▶ _ABOUT THIS EXERCISE_
Whenever a line in the data holds the string "bold", copy that line.

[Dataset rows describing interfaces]
######

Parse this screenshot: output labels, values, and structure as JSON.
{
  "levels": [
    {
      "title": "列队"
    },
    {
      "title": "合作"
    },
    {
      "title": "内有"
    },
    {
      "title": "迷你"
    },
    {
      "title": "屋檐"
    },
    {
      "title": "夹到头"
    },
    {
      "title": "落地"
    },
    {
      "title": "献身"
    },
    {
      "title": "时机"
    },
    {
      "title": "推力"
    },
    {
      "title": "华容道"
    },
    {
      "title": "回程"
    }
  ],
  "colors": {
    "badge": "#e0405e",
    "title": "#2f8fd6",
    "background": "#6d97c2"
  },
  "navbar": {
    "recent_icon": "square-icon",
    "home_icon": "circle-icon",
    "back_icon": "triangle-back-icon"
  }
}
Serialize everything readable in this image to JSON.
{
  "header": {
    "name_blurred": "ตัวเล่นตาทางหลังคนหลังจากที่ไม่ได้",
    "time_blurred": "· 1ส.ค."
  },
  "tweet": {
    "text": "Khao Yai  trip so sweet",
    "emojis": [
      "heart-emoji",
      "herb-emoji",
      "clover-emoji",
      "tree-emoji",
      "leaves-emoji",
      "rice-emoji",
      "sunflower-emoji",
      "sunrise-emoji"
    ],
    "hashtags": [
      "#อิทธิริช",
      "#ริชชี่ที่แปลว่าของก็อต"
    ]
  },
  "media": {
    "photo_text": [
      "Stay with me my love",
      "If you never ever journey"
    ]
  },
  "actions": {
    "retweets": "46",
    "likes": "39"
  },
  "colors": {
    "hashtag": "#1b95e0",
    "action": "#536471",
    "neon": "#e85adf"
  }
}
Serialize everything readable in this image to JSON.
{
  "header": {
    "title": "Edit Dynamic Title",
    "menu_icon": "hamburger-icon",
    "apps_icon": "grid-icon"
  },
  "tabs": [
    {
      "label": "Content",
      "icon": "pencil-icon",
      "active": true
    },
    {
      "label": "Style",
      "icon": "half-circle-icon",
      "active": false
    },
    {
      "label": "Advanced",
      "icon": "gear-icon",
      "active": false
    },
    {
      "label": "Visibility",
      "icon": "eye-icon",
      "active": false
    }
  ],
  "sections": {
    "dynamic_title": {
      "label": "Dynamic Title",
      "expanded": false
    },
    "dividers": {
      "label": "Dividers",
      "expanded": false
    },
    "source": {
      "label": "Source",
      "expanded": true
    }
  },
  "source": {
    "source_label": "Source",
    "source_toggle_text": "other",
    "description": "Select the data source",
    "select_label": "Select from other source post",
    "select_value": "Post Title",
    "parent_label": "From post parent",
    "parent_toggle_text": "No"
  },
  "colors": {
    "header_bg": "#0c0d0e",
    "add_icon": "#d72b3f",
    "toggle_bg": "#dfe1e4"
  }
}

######

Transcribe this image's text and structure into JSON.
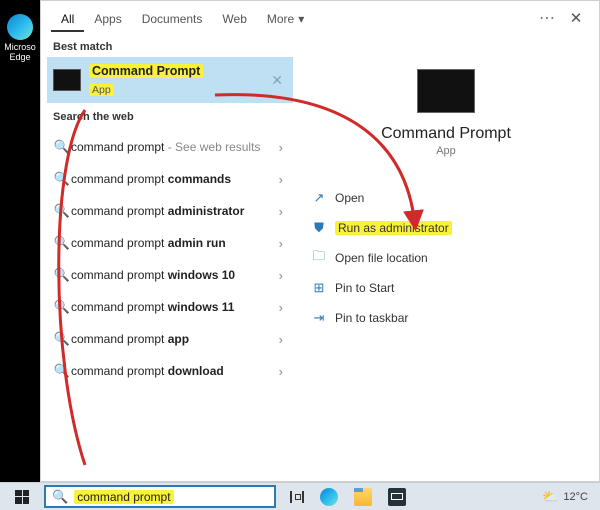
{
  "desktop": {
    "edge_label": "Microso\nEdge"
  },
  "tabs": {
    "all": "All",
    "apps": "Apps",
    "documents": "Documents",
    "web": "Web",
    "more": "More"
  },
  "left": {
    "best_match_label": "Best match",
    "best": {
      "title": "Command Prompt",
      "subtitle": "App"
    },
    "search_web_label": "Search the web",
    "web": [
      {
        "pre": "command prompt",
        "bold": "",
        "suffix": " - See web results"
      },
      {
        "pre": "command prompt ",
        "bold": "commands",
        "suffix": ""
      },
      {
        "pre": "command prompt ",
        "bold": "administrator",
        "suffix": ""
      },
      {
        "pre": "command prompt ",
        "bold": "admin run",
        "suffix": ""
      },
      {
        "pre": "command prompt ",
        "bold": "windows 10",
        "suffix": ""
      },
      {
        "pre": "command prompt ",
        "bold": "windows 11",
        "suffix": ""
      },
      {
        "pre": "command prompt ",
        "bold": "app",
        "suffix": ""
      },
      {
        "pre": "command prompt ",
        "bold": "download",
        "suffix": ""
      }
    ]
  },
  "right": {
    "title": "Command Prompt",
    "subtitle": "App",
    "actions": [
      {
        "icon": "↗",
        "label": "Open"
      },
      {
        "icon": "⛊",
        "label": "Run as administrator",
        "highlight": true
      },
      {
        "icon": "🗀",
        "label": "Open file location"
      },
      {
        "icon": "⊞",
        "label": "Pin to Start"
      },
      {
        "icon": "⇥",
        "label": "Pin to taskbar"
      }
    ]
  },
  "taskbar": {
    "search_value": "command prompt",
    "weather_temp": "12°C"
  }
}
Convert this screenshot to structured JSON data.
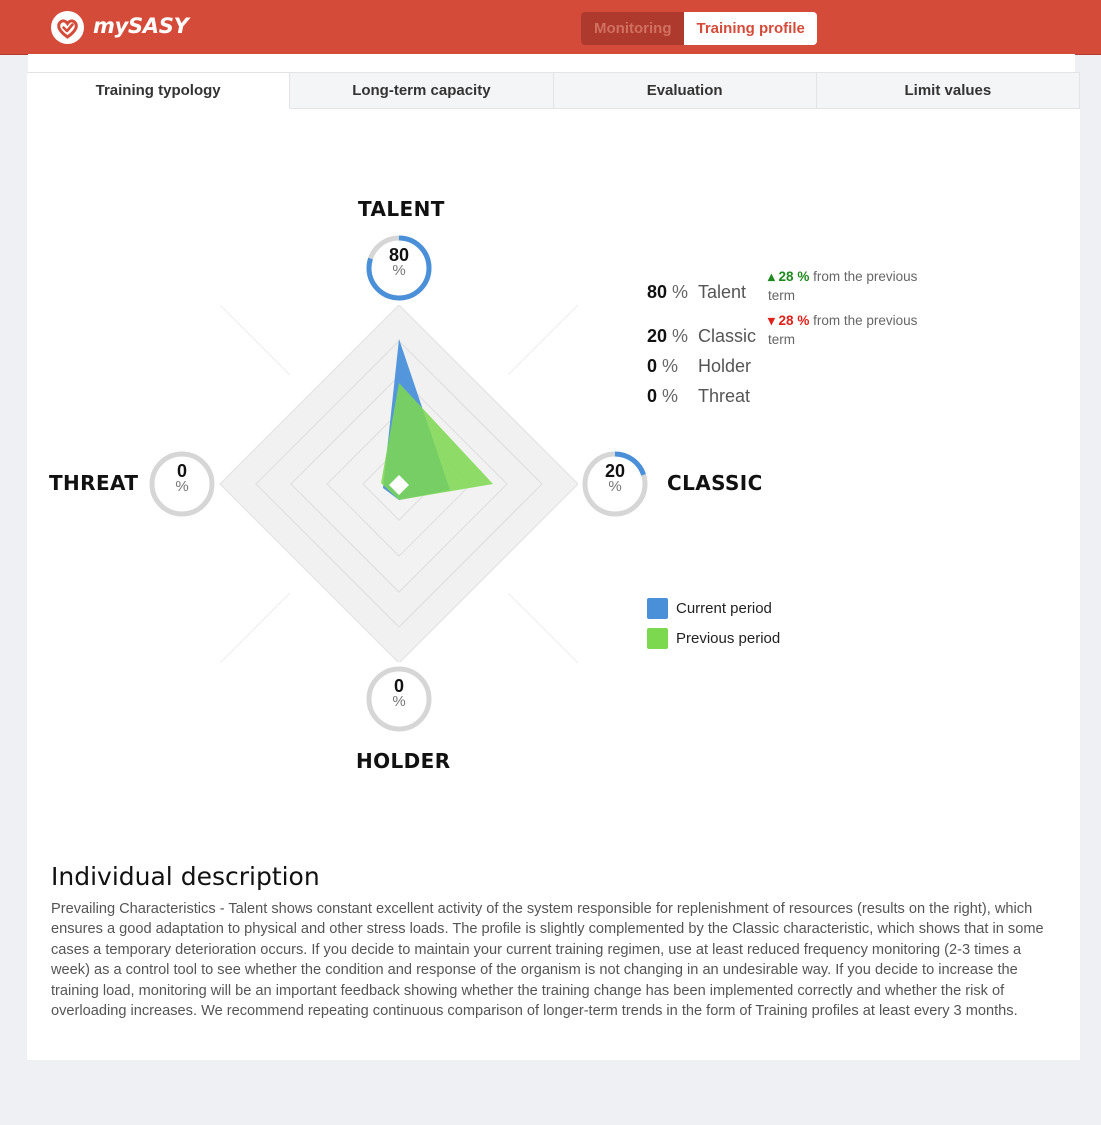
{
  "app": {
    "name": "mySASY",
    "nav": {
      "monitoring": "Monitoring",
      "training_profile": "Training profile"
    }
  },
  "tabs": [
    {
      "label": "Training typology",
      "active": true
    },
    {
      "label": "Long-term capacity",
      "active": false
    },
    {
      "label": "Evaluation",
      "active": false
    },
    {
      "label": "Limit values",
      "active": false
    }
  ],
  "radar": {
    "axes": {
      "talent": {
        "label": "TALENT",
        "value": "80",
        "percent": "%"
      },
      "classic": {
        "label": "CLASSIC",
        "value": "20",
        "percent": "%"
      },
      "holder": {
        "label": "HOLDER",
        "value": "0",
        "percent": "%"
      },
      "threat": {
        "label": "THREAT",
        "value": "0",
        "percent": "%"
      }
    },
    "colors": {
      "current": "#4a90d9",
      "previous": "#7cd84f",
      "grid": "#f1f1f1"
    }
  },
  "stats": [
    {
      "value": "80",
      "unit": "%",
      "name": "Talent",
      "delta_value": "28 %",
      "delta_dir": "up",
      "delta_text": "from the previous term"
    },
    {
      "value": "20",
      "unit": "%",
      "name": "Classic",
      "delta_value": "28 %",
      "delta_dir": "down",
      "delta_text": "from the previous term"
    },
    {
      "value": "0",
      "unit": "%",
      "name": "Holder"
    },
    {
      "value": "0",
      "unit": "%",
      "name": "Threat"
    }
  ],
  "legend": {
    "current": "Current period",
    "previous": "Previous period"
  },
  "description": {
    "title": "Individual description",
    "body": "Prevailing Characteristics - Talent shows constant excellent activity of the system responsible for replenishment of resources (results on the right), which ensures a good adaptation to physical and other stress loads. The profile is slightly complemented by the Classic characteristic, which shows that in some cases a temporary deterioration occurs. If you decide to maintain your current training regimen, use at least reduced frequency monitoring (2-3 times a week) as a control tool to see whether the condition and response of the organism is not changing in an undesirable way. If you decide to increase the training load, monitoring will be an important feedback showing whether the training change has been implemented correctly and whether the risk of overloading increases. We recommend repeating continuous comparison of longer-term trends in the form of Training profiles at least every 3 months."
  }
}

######

▶ _TASK RESULT_
        "bold": "",
        "bold": "commands",
        "bold": "administrator",
        "bold": "admin run",
        "bold": "windows 10",
        "bold": "windows 11",
        "bold": "app",
        "bold": "download",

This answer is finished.